»»

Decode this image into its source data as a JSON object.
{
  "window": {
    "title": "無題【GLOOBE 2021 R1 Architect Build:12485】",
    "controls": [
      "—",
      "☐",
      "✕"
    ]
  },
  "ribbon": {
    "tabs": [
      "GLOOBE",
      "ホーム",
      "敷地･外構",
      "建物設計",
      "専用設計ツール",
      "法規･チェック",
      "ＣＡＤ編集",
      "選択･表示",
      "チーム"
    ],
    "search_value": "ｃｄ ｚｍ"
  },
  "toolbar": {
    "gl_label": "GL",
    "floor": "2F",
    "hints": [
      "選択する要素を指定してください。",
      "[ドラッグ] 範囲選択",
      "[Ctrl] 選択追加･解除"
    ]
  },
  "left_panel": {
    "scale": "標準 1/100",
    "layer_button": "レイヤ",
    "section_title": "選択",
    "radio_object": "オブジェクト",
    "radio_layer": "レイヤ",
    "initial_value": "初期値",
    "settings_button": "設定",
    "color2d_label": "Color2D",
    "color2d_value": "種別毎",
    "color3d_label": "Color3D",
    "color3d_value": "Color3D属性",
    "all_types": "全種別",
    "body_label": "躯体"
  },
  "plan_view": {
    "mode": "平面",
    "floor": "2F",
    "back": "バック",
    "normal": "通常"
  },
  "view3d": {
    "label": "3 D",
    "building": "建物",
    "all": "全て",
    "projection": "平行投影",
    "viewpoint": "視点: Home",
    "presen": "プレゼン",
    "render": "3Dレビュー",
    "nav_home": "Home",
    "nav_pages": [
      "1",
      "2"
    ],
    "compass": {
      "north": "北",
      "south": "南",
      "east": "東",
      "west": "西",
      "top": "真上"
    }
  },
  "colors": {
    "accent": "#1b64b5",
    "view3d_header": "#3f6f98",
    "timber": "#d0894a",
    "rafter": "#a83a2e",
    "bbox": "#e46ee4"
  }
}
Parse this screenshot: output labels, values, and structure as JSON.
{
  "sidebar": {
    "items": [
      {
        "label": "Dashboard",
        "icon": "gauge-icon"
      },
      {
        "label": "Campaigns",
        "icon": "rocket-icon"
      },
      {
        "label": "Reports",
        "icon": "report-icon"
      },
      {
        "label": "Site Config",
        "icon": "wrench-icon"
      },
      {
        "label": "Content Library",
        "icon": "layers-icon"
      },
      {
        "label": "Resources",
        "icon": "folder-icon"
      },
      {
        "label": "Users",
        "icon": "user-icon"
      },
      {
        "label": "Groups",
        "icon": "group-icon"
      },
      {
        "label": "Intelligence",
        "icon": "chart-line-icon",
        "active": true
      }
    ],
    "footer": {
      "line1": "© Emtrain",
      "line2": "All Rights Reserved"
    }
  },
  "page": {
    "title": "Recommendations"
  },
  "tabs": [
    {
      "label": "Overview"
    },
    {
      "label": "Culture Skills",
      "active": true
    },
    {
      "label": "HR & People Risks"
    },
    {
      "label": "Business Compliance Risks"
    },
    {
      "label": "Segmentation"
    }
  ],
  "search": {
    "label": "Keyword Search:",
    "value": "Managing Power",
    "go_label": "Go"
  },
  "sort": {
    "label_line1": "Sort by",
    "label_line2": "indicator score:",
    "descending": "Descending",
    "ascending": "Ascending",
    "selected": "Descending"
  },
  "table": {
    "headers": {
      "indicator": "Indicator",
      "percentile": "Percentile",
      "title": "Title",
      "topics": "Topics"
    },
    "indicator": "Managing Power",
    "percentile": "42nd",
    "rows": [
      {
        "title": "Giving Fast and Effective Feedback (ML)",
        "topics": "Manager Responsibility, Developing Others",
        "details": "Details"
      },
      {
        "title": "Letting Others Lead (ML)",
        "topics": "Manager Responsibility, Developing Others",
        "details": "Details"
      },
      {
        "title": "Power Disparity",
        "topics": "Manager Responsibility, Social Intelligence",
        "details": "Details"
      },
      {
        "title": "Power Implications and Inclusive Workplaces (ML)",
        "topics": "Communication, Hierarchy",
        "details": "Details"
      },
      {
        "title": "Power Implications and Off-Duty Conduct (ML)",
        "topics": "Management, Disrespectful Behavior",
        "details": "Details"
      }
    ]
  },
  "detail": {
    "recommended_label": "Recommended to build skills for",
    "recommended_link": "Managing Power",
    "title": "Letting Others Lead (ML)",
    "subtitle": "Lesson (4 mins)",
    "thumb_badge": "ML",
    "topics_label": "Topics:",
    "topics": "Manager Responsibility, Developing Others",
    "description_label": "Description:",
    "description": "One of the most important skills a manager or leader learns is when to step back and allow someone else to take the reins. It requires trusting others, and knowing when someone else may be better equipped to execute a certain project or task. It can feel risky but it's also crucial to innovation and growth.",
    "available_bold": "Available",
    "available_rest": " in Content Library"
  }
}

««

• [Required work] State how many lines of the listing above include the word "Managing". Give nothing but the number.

• [Problem solution] 3